- Extracted entries -
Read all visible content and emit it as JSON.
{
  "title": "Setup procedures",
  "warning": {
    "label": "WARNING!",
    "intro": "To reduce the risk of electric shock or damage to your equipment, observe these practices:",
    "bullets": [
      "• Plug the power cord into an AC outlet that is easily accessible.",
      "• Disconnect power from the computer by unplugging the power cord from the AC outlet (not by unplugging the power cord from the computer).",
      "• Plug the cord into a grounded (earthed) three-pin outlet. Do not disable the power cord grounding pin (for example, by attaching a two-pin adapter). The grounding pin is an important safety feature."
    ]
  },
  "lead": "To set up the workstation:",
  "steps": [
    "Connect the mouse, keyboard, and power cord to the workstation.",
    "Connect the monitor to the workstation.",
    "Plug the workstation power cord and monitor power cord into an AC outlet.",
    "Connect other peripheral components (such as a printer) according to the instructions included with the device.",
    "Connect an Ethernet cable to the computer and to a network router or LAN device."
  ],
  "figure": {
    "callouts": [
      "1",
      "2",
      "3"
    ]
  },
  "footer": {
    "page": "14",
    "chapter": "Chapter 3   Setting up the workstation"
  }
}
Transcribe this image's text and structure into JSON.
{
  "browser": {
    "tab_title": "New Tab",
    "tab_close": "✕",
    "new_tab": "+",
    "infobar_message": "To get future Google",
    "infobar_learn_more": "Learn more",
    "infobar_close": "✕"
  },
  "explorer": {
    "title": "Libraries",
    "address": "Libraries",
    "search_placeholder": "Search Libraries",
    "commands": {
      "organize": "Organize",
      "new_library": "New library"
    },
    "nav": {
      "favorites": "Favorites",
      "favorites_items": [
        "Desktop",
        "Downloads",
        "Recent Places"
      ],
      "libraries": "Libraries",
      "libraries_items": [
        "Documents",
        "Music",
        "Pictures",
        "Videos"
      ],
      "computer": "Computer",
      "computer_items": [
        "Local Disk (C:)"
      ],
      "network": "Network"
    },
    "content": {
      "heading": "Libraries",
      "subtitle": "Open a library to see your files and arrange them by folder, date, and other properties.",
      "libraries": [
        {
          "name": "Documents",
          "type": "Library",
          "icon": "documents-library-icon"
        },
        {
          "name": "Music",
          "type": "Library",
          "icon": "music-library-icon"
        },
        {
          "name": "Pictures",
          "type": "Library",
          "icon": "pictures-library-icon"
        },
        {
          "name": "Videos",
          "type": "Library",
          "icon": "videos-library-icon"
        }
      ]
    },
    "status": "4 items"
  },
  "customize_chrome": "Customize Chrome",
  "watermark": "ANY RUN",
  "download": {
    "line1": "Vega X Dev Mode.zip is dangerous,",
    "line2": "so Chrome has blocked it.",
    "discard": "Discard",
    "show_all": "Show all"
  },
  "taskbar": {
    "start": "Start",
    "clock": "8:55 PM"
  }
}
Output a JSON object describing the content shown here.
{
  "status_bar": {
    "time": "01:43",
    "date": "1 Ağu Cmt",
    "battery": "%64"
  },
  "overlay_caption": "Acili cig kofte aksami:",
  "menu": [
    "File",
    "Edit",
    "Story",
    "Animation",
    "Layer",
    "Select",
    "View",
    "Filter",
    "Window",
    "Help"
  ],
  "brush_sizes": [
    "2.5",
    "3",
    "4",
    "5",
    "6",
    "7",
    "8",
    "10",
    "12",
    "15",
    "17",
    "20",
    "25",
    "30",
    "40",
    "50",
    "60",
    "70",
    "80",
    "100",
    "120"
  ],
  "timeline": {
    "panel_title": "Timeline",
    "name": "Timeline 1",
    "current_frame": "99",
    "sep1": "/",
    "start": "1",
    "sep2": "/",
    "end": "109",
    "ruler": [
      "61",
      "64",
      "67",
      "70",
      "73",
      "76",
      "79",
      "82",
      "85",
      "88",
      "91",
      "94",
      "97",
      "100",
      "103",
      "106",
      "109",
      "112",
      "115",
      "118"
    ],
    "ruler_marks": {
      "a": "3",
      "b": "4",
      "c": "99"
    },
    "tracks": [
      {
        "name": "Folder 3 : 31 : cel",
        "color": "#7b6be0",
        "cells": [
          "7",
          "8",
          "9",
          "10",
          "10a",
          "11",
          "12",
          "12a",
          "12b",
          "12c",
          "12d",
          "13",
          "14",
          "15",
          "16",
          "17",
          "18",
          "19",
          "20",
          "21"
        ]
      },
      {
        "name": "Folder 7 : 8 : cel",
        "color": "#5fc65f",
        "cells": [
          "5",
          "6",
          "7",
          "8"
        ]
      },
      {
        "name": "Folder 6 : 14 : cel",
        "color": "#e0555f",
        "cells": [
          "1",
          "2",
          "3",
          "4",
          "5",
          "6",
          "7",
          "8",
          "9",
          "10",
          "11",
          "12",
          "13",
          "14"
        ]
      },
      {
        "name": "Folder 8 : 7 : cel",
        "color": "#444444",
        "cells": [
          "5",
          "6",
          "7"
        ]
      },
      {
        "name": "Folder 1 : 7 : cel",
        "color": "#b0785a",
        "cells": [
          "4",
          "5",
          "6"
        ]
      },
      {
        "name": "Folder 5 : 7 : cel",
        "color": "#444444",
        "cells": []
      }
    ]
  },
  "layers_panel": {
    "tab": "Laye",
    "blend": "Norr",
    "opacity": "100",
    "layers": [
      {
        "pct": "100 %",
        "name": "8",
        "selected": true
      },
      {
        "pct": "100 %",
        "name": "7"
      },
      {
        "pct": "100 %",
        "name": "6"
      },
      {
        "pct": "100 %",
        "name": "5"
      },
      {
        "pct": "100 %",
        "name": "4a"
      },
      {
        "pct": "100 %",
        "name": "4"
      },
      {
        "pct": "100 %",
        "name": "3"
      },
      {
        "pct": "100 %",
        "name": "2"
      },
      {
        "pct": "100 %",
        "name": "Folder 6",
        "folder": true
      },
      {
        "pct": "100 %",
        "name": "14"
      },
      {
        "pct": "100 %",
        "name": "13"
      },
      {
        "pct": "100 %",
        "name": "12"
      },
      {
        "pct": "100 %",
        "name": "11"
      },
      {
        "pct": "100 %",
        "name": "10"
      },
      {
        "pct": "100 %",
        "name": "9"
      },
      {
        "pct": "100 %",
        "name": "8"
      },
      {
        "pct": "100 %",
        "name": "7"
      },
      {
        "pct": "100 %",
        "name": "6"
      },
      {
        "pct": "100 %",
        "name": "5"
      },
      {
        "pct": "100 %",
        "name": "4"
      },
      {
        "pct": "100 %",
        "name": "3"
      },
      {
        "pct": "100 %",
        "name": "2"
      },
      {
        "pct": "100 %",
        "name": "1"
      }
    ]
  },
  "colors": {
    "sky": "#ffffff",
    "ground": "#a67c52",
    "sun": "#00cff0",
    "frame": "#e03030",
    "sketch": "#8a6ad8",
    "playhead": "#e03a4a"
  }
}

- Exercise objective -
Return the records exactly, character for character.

- Result of the exercise -
Read all visible content and emit it as JSON.
{
  "title": "Setup procedures",
  "warning": {
    "label": "WARNING!",
    "intro": "To reduce the risk of electric shock or damage to your equipment, observe these practices:",
    "bullets": [
      "• Plug the power cord into an AC outlet that is easily accessible.",
      "• Disconnect power from the computer by unplugging the power cord from the AC outlet (not by unplugging the power cord from the computer).",
      "• Plug the cord into a grounded (earthed) three-pin outlet. Do not disable the power cord grounding pin (for example, by attaching a two-pin adapter). The grounding pin is an important safety feature."
    ]
  },
  "lead": "To set up the workstation:",
  "steps": [
    "Connect the mouse, keyboard, and power cord to the workstation.",
    "Connect the monitor to the workstation.",
    "Plug the workstation power cord and monitor power cord into an AC outlet.",
    "Connect other peripheral components (such as a printer) according to the instructions included with the device.",
    "Connect an Ethernet cable to the computer and to a network router or LAN device."
  ],
  "figure": {
    "callouts": [
      "1",
      "2",
      "3"
    ]
  },
  "footer": {
    "page": "14",
    "chapter": "Chapter 3   Setting up the workstation"
  }
}
Transcribe this image's text and structure into JSON.
{
  "browser": {
    "tab_title": "New Tab",
    "tab_close": "✕",
    "new_tab": "+",
    "infobar_message": "To get future Google",
    "infobar_learn_more": "Learn more",
    "infobar_close": "✕"
  },
  "explorer": {
    "title": "Libraries",
    "address": "Libraries",
    "search_placeholder": "Search Libraries",
    "commands": {
      "organize": "Organize",
      "new_library": "New library"
    },
    "nav": {
      "favorites": "Favorites",
      "favorites_items": [
        "Desktop",
        "Downloads",
        "Recent Places"
      ],
      "libraries": "Libraries",
      "libraries_items": [
        "Documents",
        "Music",
        "Pictures",
        "Videos"
      ],
      "computer": "Computer",
      "computer_items": [
        "Local Disk (C:)"
      ],
      "network": "Network"
    },
    "content": {
      "heading": "Libraries",
      "subtitle": "Open a library to see your files and arrange them by folder, date, and other properties.",
      "libraries": [
        {
          "name": "Documents",
          "type": "Library",
          "icon": "documents-library-icon"
        },
        {
          "name": "Music",
          "type": "Library",
          "icon": "music-library-icon"
        },
        {
          "name": "Pictures",
          "type": "Library",
          "icon": "pictures-library-icon"
        },
        {
          "name": "Videos",
          "type": "Library",
          "icon": "videos-library-icon"
        }
      ]
    },
    "status": "4 items"
  },
  "customize_chrome": "Customize Chrome",
  "watermark": "ANY RUN",
  "download": {
    "line1": "Vega X Dev Mode.zip is dangerous,",
    "line2": "so Chrome has blocked it.",
    "discard": "Discard",
    "show_all": "Show all"
  },
  "taskbar": {
    "start": "Start",
    "clock": "8:55 PM"
  }
}
Output a JSON object describing the content shown here.
{
  "status_bar": {
    "time": "01:43",
    "date": "1 Ağu Cmt",
    "battery": "%64"
  },
  "overlay_caption": "Acili cig kofte aksami:",
  "menu": [
    "File",
    "Edit",
    "Story",
    "Animation",
    "Layer",
    "Select",
    "View",
    "Filter",
    "Window",
    "Help"
  ],
  "brush_sizes": [
    "2.5",
    "3",
    "4",
    "5",
    "6",
    "7",
    "8",
    "10",
    "12",
    "15",
    "17",
    "20",
    "25",
    "30",
    "40",
    "50",
    "60",
    "70",
    "80",
    "100",
    "120"
  ],
  "timeline": {
    "panel_title": "Timeline",
    "name": "Timeline 1",
    "current_frame": "99",
    "sep1": "/",
    "start": "1",
    "sep2": "/",
    "end": "109",
    "ruler": [
      "61",
      "64",
      "67",
      "70",
      "73",
      "76",
      "79",
      "82",
      "85",
      "88",
      "91",
      "94",
      "97",
      "100",
      "103",
      "106",
      "109",
      "112",
      "115",
      "118"
    ],
    "ruler_marks": {
      "a": "3",
      "b": "4",
      "c": "99"
    },
    "tracks": [
      {
        "name": "Folder 3 : 31 : cel",
        "color": "#7b6be0",
        "cells": [
          "7",
          "8",
          "9",
          "10",
          "10a",
          "11",
          "12",
          "12a",
          "12b",
          "12c",
          "12d",
          "13",
          "14",
          "15",
          "16",
          "17",
          "18",
          "19",
          "20",
          "21"
        ]
      },
      {
        "name": "Folder 7 : 8 : cel",
        "color": "#5fc65f",
        "cells": [
          "5",
          "6",
          "7",
          "8"
        ]
      },
      {
        "name": "Folder 6 : 14 : cel",
        "color": "#e0555f",
        "cells": [
          "1",
          "2",
          "3",
          "4",
          "5",
          "6",
          "7",
          "8",
          "9",
          "10",
          "11",
          "12",
          "13",
          "14"
        ]
      },
      {
        "name": "Folder 8 : 7 : cel",
        "color": "#444444",
        "cells": [
          "5",
          "6",
          "7"
        ]
      },
      {
        "name": "Folder 1 : 7 : cel",
        "color": "#b0785a",
        "cells": [
          "4",
          "5",
          "6"
        ]
      },
      {
        "name": "Folder 5 : 7 : cel",
        "color": "#444444",
        "cells": []
      }
    ]
  },
  "layers_panel": {
    "tab": "Laye",
    "blend": "Norr",
    "opacity": "100",
    "layers": [
      {
        "pct": "100 %",
        "name": "8",
        "selected": true
      },
      {
        "pct": "100 %",
        "name": "7"
      },
      {
        "pct": "100 %",
        "name": "6"
      },
      {
        "pct": "100 %",
        "name": "5"
      },
      {
        "pct": "100 %",
        "name": "4a"
      },
      {
        "pct": "100 %",
        "name": "4"
      },
      {
        "pct": "100 %",
        "name": "3"
      },
      {
        "pct": "100 %",
        "name": "2"
      },
      {
        "pct": "100 %",
        "name": "Folder 6",
        "folder": true
      },
      {
        "pct": "100 %",
        "name": "14"
      },
      {
        "pct": "100 %",
        "name": "13"
      },
      {
        "pct": "100 %",
        "name": "12"
      },
      {
        "pct": "100 %",
        "name": "11"
      },
      {
        "pct": "100 %",
        "name": "10"
      },
      {
        "pct": "100 %",
        "name": "9"
      },
      {
        "pct": "100 %",
        "name": "8"
      },
      {
        "pct": "100 %",
        "name": "7"
      },
      {
        "pct": "100 %",
        "name": "6"
      },
      {
        "pct": "100 %",
        "name": "5"
      },
      {
        "pct": "100 %",
        "name": "4"
      },
      {
        "pct": "100 %",
        "name": "3"
      },
      {
        "pct": "100 %",
        "name": "2"
      },
      {
        "pct": "100 %",
        "name": "1"
      }
    ]
  },
  "colors": {
    "sky": "#ffffff",
    "ground": "#a67c52",
    "sun": "#00cff0",
    "frame": "#e03030",
    "sketch": "#8a6ad8",
    "playhead": "#e03a4a"
  }
}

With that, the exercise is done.